*What you need to do:* Whenever a line below holds the word "active", copy that line.

*Data for review:*
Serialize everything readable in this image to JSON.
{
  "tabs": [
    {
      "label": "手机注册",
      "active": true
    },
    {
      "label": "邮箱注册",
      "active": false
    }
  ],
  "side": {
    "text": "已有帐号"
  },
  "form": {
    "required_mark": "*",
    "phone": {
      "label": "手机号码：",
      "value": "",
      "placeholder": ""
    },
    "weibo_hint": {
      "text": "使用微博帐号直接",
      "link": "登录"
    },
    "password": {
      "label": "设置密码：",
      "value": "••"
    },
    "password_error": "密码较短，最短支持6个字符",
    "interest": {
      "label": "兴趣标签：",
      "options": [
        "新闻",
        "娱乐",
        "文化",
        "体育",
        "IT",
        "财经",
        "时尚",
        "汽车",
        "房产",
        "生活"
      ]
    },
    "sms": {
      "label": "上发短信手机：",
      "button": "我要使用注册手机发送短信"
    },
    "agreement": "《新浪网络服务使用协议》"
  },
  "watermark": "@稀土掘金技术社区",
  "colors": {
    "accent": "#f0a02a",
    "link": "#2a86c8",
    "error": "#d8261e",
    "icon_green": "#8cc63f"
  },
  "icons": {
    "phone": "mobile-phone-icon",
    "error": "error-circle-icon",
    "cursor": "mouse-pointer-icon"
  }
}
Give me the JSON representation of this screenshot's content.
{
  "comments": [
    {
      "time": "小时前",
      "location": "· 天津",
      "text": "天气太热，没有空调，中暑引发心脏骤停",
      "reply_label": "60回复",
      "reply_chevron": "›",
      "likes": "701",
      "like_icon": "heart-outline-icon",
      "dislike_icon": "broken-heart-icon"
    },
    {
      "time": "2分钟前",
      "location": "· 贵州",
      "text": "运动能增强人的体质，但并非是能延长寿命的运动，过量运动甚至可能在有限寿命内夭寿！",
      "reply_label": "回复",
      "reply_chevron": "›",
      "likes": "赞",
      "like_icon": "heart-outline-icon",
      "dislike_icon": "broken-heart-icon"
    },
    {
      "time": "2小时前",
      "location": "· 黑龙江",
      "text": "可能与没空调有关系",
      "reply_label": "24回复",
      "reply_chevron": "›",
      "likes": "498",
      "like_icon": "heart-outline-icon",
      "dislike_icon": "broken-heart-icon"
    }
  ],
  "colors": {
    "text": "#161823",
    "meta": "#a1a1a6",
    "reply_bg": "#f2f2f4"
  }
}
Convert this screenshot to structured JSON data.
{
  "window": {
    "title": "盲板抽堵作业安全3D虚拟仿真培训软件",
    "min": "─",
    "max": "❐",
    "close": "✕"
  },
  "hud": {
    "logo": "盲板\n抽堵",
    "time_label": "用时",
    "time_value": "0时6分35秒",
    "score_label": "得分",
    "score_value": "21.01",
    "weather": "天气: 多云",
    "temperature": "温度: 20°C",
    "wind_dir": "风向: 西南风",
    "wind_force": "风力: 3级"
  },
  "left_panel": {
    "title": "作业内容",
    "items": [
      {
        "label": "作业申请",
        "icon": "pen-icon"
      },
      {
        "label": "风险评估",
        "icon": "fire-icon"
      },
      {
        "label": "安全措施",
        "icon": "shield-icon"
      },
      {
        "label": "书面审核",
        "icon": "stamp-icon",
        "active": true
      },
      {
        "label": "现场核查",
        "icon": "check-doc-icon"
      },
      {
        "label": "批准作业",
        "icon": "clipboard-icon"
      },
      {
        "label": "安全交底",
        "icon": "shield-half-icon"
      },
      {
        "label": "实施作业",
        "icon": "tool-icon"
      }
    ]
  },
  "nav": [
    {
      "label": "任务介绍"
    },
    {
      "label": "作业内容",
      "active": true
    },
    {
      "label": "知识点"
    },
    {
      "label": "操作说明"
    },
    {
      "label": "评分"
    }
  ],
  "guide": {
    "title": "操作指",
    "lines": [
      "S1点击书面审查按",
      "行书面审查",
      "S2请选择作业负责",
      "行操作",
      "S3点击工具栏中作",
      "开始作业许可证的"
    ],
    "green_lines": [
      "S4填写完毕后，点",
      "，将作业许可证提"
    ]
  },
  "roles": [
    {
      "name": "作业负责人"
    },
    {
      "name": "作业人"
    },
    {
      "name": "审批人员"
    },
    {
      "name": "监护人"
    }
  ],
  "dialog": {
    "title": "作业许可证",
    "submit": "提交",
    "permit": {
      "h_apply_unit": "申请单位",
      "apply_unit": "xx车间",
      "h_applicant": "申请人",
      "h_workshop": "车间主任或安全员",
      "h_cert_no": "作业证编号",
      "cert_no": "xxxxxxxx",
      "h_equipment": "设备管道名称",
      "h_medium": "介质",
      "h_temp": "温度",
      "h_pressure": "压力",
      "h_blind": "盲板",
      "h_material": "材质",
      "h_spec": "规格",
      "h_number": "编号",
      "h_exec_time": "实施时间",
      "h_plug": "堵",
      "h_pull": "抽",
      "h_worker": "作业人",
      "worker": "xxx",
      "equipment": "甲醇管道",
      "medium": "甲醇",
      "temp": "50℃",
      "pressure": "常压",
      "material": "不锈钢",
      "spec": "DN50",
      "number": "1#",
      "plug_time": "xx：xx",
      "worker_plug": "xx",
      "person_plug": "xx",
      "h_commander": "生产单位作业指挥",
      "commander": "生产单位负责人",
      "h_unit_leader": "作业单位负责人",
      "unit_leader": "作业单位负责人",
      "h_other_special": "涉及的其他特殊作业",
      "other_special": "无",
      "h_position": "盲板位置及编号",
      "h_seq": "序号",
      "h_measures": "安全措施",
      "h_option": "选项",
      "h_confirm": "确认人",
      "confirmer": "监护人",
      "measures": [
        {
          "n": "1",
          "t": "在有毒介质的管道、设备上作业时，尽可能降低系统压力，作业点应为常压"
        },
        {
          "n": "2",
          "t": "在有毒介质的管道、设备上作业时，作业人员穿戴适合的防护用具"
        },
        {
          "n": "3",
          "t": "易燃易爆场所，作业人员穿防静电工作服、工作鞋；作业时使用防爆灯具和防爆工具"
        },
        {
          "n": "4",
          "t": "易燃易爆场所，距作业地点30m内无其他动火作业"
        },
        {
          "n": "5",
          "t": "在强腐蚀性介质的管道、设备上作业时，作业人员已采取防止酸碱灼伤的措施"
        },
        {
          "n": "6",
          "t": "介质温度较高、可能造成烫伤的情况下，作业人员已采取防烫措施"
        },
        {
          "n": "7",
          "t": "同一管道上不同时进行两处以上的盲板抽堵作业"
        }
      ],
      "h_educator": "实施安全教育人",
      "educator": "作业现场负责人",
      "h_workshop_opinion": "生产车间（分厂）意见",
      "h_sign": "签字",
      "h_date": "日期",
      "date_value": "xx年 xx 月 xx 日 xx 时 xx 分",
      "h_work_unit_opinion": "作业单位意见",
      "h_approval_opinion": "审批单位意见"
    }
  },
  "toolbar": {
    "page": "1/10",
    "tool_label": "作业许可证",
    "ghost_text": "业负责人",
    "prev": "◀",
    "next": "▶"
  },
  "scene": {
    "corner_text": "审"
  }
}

*Task solution:*
      "active": true
      "active": false
        "active": true
      "active": true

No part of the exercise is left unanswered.